Exercise brief:
All of the data that appears below is to be given again precisely as written.

Record extracts:
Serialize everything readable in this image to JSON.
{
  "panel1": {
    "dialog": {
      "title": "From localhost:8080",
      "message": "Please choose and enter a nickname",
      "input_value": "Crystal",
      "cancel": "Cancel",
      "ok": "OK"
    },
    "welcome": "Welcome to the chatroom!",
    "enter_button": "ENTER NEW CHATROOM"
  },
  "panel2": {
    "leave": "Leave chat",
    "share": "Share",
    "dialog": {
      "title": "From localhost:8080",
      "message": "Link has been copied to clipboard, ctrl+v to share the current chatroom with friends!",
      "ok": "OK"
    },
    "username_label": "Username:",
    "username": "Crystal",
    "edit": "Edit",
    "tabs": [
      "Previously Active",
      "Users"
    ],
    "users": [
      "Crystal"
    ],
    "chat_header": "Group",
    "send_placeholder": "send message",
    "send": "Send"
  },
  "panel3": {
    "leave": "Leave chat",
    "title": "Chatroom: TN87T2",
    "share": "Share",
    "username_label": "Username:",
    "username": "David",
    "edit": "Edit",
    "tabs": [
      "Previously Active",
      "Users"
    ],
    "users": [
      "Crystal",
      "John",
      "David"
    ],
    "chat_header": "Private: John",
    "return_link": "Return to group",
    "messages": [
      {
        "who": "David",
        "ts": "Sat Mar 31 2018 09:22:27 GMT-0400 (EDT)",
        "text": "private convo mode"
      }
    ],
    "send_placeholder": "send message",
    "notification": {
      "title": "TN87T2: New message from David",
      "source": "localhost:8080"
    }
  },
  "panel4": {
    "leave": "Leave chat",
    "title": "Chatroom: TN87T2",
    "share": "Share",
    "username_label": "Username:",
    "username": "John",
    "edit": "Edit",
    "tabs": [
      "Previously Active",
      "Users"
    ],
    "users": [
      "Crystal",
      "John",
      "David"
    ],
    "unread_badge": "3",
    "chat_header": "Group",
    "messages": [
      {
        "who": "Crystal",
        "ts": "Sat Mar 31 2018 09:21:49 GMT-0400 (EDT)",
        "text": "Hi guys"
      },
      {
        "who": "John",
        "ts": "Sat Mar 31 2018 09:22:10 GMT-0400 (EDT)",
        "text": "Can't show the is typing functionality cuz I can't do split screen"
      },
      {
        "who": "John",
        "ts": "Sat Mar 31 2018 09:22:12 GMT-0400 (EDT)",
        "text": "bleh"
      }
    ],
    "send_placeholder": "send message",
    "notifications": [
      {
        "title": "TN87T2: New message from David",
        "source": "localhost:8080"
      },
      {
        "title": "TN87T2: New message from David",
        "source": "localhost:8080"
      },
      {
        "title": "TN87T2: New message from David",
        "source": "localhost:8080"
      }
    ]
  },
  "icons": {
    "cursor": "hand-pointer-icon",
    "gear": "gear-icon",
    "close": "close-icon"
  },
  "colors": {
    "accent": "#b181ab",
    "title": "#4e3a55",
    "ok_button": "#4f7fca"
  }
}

Completed exercise:
Serialize everything readable in this image to JSON.
{
  "panel1": {
    "dialog": {
      "title": "From localhost:8080",
      "message": "Please choose and enter a nickname",
      "input_value": "Crystal",
      "cancel": "Cancel",
      "ok": "OK"
    },
    "welcome": "Welcome to the chatroom!",
    "enter_button": "ENTER NEW CHATROOM"
  },
  "panel2": {
    "leave": "Leave chat",
    "share": "Share",
    "dialog": {
      "title": "From localhost:8080",
      "message": "Link has been copied to clipboard, ctrl+v to share the current chatroom with friends!",
      "ok": "OK"
    },
    "username_label": "Username:",
    "username": "Crystal",
    "edit": "Edit",
    "tabs": [
      "Previously Active",
      "Users"
    ],
    "users": [
      "Crystal"
    ],
    "chat_header": "Group",
    "send_placeholder": "send message",
    "send": "Send"
  },
  "panel3": {
    "leave": "Leave chat",
    "title": "Chatroom: TN87T2",
    "share": "Share",
    "username_label": "Username:",
    "username": "David",
    "edit": "Edit",
    "tabs": [
      "Previously Active",
      "Users"
    ],
    "users": [
      "Crystal",
      "John",
      "David"
    ],
    "chat_header": "Private: John",
    "return_link": "Return to group",
    "messages": [
      {
        "who": "David",
        "ts": "Sat Mar 31 2018 09:22:27 GMT-0400 (EDT)",
        "text": "private convo mode"
      }
    ],
    "send_placeholder": "send message",
    "notification": {
      "title": "TN87T2: New message from David",
      "source": "localhost:8080"
    }
  },
  "panel4": {
    "leave": "Leave chat",
    "title": "Chatroom: TN87T2",
    "share": "Share",
    "username_label": "Username:",
    "username": "John",
    "edit": "Edit",
    "tabs": [
      "Previously Active",
      "Users"
    ],
    "users": [
      "Crystal",
      "John",
      "David"
    ],
    "unread_badge": "3",
    "chat_header": "Group",
    "messages": [
      {
        "who": "Crystal",
        "ts": "Sat Mar 31 2018 09:21:49 GMT-0400 (EDT)",
        "text": "Hi guys"
      },
      {
        "who": "John",
        "ts": "Sat Mar 31 2018 09:22:10 GMT-0400 (EDT)",
        "text": "Can't show the is typing functionality cuz I can't do split screen"
      },
      {
        "who": "John",
        "ts": "Sat Mar 31 2018 09:22:12 GMT-0400 (EDT)",
        "text": "bleh"
      }
    ],
    "send_placeholder": "send message",
    "notifications": [
      {
        "title": "TN87T2: New message from David",
        "source": "localhost:8080"
      },
      {
        "title": "TN87T2: New message from David",
        "source": "localhost:8080"
      },
      {
        "title": "TN87T2: New message from David",
        "source": "localhost:8080"
      }
    ]
  },
  "icons": {
    "cursor": "hand-pointer-icon",
    "gear": "gear-icon",
    "close": "close-icon"
  },
  "colors": {
    "accent": "#b181ab",
    "title": "#4e3a55",
    "ok_button": "#4f7fca"
  }
}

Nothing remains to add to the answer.